The business now conducted under the name of the Racine Manufacturing Company was organized about 1910 under the present form but was established about 1902 under the name of the Racine Novelty Company by George W. Jagers. The business was thus conducted until December, 1909, when the plant was destroyed by fire, and in 1910 the company was reorganized with George W. Jagers, F. K. Bull and Fred F. Blandin as the incorporators. Since that time changes in ownership have occurred and the present officers are: John Reid, Jr., president: Charles F. Barndt, vice president, and F. J. Kidd, secretary and treasurer. The plant, located at Sixth and Mead streets, is devoted to the manufacture of automobile bodies, which are sold all over the United States. The factory contains five hundred thousand square feet of working space and there are three four-story buildings, all modern in construction, supplied with sprinkler system and thoroughly equipped for the conduct of the business. The latest improved machinery has been installed and the work has been so organized and systematized that there is no waste of time, labor or material. Co-operation is maintained between the various departments and the completion and assembling of the parts is accomplished in the shortest possible time. Something of the magnitude of the establishment is indicated in the fact that they have nine hundred employees upon the payroll and most of these are skilled laborers. The greater part of the output consists of automobile bodies for high grade cars and these are used by a score or more of the leading automobile manufacturers of the country. The plant is usually operated to its full capacity and within its walls the hum of industry is constantly heard, the undertaking being one of the important factors in the commercial activity and upbuilding of Racine.

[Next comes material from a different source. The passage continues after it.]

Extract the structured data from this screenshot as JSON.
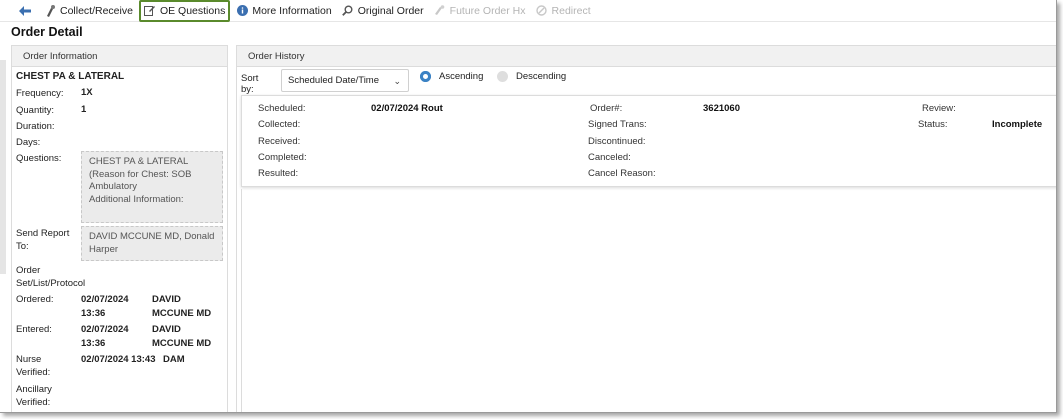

Source: Stone, Fanny S. Racine, Belle City of the lakes, and Racine County, Wisconsin : a record of settlement, organization, progress and achievement; Chicago: S. J. Clarke Pub. Co., 1916.